WHAT YOU WILL DO — Pull out every line with the word "name" from the entries below.

PROVIDED ENTRIES —
◆ ◆ ◆
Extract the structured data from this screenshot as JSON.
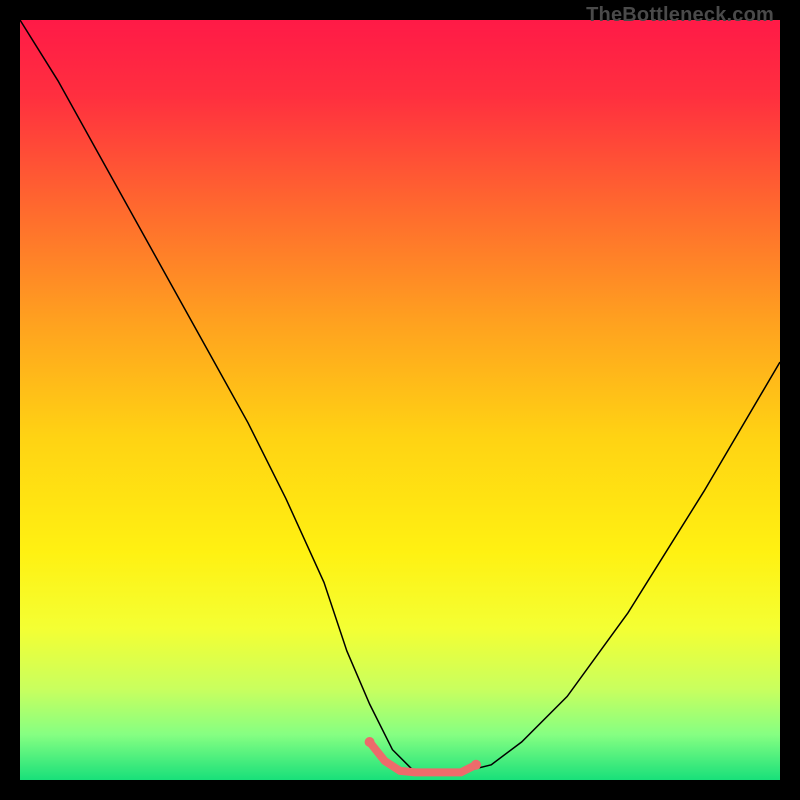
{
  "watermark": "TheBottleneck.com",
  "chart_data": {
    "type": "line",
    "title": "",
    "xlabel": "",
    "ylabel": "",
    "xlim": [
      0,
      100
    ],
    "ylim": [
      0,
      100
    ],
    "grid": false,
    "legend": false,
    "gradient_stops": [
      {
        "offset": 0.0,
        "color": "#ff1a47"
      },
      {
        "offset": 0.1,
        "color": "#ff2f3f"
      },
      {
        "offset": 0.25,
        "color": "#ff6a2e"
      },
      {
        "offset": 0.4,
        "color": "#ffa21f"
      },
      {
        "offset": 0.55,
        "color": "#ffd313"
      },
      {
        "offset": 0.7,
        "color": "#fff112"
      },
      {
        "offset": 0.8,
        "color": "#f4ff33"
      },
      {
        "offset": 0.88,
        "color": "#c9ff5e"
      },
      {
        "offset": 0.94,
        "color": "#86ff82"
      },
      {
        "offset": 1.0,
        "color": "#18e07a"
      }
    ],
    "series": [
      {
        "name": "bottleneck-curve",
        "color": "#000000",
        "stroke_width": 1.5,
        "x": [
          0,
          5,
          10,
          15,
          20,
          25,
          30,
          35,
          40,
          43,
          46,
          49,
          52,
          55,
          58,
          62,
          66,
          72,
          80,
          90,
          100
        ],
        "y": [
          100,
          92,
          83,
          74,
          65,
          56,
          47,
          37,
          26,
          17,
          10,
          4,
          1,
          1,
          1,
          2,
          5,
          11,
          22,
          38,
          55
        ]
      },
      {
        "name": "valley-highlight",
        "color": "#ed6b6b",
        "stroke_width": 8,
        "linecap": "round",
        "x": [
          46,
          48,
          50,
          52,
          54,
          56,
          58,
          60
        ],
        "y": [
          5,
          2.5,
          1.2,
          1,
          1,
          1,
          1,
          2
        ]
      }
    ],
    "valley_dots": {
      "color": "#ed6b6b",
      "r": 5,
      "points": [
        {
          "x": 46,
          "y": 5
        },
        {
          "x": 60,
          "y": 2
        }
      ]
    }
  }
}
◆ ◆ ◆
THE ANSWER —
        "name": "bottleneck-curve",
        "name": "valley-highlight",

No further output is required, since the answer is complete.